■ What to produce ■
Repeat each record below exactly as given.

■ Material for this task ■
--- --- ---
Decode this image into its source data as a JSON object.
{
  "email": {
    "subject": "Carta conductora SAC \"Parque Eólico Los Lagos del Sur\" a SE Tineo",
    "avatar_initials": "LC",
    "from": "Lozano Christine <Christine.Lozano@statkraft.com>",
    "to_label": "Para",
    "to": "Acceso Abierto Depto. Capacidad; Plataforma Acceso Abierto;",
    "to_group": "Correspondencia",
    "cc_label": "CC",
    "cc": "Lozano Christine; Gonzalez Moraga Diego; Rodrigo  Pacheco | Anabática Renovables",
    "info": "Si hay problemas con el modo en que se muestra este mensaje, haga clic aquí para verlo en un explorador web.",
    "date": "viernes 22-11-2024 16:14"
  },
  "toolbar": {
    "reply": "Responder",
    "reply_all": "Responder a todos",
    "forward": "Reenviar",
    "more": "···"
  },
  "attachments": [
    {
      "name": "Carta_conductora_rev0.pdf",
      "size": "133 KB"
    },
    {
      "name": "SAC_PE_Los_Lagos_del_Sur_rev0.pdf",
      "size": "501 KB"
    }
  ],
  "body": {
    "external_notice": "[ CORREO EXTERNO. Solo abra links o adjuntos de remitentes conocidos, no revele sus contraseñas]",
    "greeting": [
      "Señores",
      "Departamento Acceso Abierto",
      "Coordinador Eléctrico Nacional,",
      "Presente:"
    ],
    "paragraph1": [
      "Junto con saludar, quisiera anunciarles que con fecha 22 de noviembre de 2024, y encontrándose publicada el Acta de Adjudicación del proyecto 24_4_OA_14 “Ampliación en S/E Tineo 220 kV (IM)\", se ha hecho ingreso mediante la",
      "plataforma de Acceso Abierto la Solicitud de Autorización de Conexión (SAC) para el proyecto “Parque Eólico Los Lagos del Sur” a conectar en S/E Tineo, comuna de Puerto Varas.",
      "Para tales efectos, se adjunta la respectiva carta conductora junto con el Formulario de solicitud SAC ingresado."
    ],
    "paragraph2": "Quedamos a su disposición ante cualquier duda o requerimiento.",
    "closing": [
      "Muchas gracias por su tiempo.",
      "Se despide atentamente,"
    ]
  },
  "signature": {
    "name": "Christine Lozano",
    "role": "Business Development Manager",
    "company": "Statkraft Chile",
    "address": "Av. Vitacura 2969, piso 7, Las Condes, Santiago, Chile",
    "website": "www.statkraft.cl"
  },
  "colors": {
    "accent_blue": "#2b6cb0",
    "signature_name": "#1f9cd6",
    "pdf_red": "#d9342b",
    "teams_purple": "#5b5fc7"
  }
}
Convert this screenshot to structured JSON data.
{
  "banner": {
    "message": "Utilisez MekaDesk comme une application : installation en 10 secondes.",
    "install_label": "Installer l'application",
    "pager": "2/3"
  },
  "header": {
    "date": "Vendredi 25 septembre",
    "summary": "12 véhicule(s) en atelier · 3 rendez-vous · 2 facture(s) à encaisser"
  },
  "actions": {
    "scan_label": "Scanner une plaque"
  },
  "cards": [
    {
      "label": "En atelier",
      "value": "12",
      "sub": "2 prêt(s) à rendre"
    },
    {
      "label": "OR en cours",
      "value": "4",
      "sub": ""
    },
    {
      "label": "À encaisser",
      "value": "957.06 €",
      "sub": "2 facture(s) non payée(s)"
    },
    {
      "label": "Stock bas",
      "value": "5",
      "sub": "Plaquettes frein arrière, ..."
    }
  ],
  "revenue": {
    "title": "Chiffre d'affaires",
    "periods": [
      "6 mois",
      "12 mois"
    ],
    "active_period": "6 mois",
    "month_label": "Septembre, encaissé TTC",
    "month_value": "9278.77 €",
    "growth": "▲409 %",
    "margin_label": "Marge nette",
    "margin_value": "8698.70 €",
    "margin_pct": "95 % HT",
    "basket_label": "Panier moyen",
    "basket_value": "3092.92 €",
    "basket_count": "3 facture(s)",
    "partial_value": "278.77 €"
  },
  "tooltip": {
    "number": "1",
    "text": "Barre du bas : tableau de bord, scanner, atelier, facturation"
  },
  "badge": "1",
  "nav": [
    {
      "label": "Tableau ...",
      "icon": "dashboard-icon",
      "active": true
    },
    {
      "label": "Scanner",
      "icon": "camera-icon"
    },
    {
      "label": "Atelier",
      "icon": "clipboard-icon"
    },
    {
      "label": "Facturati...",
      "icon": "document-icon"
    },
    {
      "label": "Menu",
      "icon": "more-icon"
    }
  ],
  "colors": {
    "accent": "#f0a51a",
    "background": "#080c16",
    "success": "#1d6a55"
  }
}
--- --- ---
■ Written answer ■
Decode this image into its source data as a JSON object.
{
  "email": {
    "subject": "Carta conductora SAC \"Parque Eólico Los Lagos del Sur\" a SE Tineo",
    "avatar_initials": "LC",
    "from": "Lozano Christine <Christine.Lozano@statkraft.com>",
    "to_label": "Para",
    "to": "Acceso Abierto Depto. Capacidad; Plataforma Acceso Abierto;",
    "to_group": "Correspondencia",
    "cc_label": "CC",
    "cc": "Lozano Christine; Gonzalez Moraga Diego; Rodrigo  Pacheco | Anabática Renovables",
    "info": "Si hay problemas con el modo en que se muestra este mensaje, haga clic aquí para verlo en un explorador web.",
    "date": "viernes 22-11-2024 16:14"
  },
  "toolbar": {
    "reply": "Responder",
    "reply_all": "Responder a todos",
    "forward": "Reenviar",
    "more": "···"
  },
  "attachments": [
    {
      "name": "Carta_conductora_rev0.pdf",
      "size": "133 KB"
    },
    {
      "name": "SAC_PE_Los_Lagos_del_Sur_rev0.pdf",
      "size": "501 KB"
    }
  ],
  "body": {
    "external_notice": "[ CORREO EXTERNO. Solo abra links o adjuntos de remitentes conocidos, no revele sus contraseñas]",
    "greeting": [
      "Señores",
      "Departamento Acceso Abierto",
      "Coordinador Eléctrico Nacional,",
      "Presente:"
    ],
    "paragraph1": [
      "Junto con saludar, quisiera anunciarles que con fecha 22 de noviembre de 2024, y encontrándose publicada el Acta de Adjudicación del proyecto 24_4_OA_14 “Ampliación en S/E Tineo 220 kV (IM)\", se ha hecho ingreso mediante la",
      "plataforma de Acceso Abierto la Solicitud de Autorización de Conexión (SAC) para el proyecto “Parque Eólico Los Lagos del Sur” a conectar en S/E Tineo, comuna de Puerto Varas.",
      "Para tales efectos, se adjunta la respectiva carta conductora junto con el Formulario de solicitud SAC ingresado."
    ],
    "paragraph2": "Quedamos a su disposición ante cualquier duda o requerimiento.",
    "closing": [
      "Muchas gracias por su tiempo.",
      "Se despide atentamente,"
    ]
  },
  "signature": {
    "name": "Christine Lozano",
    "role": "Business Development Manager",
    "company": "Statkraft Chile",
    "address": "Av. Vitacura 2969, piso 7, Las Condes, Santiago, Chile",
    "website": "www.statkraft.cl"
  },
  "colors": {
    "accent_blue": "#2b6cb0",
    "signature_name": "#1f9cd6",
    "pdf_red": "#d9342b",
    "teams_purple": "#5b5fc7"
  }
}
Convert this screenshot to structured JSON data.
{
  "banner": {
    "message": "Utilisez MekaDesk comme une application : installation en 10 secondes.",
    "install_label": "Installer l'application",
    "pager": "2/3"
  },
  "header": {
    "date": "Vendredi 25 septembre",
    "summary": "12 véhicule(s) en atelier · 3 rendez-vous · 2 facture(s) à encaisser"
  },
  "actions": {
    "scan_label": "Scanner une plaque"
  },
  "cards": [
    {
      "label": "En atelier",
      "value": "12",
      "sub": "2 prêt(s) à rendre"
    },
    {
      "label": "OR en cours",
      "value": "4",
      "sub": ""
    },
    {
      "label": "À encaisser",
      "value": "957.06 €",
      "sub": "2 facture(s) non payée(s)"
    },
    {
      "label": "Stock bas",
      "value": "5",
      "sub": "Plaquettes frein arrière, ..."
    }
  ],
  "revenue": {
    "title": "Chiffre d'affaires",
    "periods": [
      "6 mois",
      "12 mois"
    ],
    "active_period": "6 mois",
    "month_label": "Septembre, encaissé TTC",
    "month_value": "9278.77 €",
    "growth": "▲409 %",
    "margin_label": "Marge nette",
    "margin_value": "8698.70 €",
    "margin_pct": "95 % HT",
    "basket_label": "Panier moyen",
    "basket_value": "3092.92 €",
    "basket_count": "3 facture(s)",
    "partial_value": "278.77 €"
  },
  "tooltip": {
    "number": "1",
    "text": "Barre du bas : tableau de bord, scanner, atelier, facturation"
  },
  "badge": "1",
  "nav": [
    {
      "label": "Tableau ...",
      "icon": "dashboard-icon",
      "active": true
    },
    {
      "label": "Scanner",
      "icon": "camera-icon"
    },
    {
      "label": "Atelier",
      "icon": "clipboard-icon"
    },
    {
      "label": "Facturati...",
      "icon": "document-icon"
    },
    {
      "label": "Menu",
      "icon": "more-icon"
    }
  ],
  "colors": {
    "accent": "#f0a51a",
    "background": "#080c16",
    "success": "#1d6a55"
  }
}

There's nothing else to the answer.